**Brief**
Some lines in the entries contain the word "View". Copy all of them.

**Listed records**
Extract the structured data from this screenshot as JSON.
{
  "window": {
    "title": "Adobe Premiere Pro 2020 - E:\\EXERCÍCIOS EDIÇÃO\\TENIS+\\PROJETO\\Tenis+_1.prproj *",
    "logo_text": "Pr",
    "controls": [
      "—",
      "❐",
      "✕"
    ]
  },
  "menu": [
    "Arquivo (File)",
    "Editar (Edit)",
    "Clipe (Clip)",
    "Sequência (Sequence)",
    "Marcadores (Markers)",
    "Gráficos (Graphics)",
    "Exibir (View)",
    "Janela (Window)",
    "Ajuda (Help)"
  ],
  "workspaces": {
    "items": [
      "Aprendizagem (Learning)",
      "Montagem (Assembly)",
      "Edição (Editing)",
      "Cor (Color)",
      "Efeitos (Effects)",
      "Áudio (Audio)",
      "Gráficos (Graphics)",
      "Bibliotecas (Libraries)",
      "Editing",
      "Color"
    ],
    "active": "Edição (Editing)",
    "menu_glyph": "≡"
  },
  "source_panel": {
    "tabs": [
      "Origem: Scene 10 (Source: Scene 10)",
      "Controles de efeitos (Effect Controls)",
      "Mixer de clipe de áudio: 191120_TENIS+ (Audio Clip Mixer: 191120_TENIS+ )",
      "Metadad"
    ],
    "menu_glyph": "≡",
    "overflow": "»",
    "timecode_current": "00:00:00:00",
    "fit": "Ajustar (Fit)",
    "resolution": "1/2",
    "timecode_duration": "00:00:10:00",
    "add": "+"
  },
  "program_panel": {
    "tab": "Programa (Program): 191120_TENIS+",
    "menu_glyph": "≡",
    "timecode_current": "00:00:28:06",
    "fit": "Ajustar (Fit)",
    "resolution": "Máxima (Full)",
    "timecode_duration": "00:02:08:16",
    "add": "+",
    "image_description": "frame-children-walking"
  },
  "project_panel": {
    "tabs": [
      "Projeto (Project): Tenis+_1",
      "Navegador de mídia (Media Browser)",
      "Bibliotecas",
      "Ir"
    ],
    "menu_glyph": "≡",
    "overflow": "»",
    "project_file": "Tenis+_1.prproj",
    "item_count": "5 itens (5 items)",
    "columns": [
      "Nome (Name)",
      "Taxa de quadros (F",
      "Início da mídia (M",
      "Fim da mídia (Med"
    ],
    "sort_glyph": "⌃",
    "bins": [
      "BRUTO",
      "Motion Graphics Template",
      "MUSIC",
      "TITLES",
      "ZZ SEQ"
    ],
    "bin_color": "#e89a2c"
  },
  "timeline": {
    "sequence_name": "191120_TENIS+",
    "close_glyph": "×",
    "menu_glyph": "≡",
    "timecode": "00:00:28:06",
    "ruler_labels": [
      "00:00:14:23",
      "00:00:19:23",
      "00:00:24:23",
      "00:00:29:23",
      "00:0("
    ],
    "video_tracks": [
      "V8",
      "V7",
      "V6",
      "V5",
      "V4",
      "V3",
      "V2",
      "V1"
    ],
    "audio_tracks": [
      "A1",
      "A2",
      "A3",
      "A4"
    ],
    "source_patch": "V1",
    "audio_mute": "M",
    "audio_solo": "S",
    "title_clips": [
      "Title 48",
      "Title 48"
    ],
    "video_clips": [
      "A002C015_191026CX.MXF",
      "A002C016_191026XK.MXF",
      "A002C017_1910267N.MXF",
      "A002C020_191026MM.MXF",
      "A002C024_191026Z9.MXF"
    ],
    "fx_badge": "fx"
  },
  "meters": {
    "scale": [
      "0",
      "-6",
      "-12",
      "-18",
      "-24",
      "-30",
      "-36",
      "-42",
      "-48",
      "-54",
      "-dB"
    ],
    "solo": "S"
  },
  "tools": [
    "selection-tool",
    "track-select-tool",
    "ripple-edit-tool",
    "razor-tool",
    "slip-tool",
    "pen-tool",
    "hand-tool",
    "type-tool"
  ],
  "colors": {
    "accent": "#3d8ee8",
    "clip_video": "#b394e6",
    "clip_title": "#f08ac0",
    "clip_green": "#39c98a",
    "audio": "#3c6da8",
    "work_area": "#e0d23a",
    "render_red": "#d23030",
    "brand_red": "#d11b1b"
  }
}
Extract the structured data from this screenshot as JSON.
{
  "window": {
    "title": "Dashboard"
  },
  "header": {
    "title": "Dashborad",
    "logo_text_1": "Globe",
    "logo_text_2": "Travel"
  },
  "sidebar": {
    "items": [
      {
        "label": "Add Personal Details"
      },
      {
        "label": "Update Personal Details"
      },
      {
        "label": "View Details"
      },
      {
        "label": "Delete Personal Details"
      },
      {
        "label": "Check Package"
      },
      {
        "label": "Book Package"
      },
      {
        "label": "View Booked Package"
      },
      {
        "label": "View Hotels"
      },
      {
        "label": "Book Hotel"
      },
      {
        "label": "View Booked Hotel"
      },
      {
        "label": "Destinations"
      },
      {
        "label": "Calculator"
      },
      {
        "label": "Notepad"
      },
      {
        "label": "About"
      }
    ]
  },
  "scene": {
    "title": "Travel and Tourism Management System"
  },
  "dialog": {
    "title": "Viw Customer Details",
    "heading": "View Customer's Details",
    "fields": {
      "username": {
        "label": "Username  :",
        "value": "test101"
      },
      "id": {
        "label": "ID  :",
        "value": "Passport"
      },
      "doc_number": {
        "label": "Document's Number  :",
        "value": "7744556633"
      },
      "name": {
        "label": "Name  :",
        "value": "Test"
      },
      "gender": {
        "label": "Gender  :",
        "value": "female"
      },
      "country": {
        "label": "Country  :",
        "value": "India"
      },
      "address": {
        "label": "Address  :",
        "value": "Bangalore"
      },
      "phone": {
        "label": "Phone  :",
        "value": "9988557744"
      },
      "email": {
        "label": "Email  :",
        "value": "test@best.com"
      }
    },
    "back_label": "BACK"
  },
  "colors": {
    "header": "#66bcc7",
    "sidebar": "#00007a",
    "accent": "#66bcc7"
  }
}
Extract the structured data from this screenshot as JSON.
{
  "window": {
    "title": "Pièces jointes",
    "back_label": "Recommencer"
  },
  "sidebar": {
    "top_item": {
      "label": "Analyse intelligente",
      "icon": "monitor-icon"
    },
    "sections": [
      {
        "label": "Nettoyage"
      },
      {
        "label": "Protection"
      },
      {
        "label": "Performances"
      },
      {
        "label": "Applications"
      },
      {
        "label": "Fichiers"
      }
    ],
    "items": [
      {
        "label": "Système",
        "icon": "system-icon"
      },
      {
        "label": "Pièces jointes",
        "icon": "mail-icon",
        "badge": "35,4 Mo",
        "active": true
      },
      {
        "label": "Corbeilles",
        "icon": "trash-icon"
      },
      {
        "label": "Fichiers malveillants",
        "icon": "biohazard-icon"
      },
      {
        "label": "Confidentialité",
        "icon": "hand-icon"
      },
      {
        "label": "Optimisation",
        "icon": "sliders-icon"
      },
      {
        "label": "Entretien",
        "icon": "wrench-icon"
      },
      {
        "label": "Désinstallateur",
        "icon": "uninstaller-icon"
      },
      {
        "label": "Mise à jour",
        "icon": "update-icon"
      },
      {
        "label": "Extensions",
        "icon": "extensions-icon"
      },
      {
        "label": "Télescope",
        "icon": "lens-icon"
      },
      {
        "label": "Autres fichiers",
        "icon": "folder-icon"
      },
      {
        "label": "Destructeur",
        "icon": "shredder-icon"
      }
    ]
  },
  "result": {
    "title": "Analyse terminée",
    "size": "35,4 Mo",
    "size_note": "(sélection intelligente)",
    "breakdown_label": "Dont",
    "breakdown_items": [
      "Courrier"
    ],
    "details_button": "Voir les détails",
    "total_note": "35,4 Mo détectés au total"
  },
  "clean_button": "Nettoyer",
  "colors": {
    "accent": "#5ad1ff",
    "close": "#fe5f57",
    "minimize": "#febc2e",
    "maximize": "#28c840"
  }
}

**Written reply**
    "Exibir (View)",
        "label": "View Details"
        "label": "View Booked Package"
        "label": "View Hotels"
        "label": "View Booked Hotel"
    "heading": "View Customer's Details",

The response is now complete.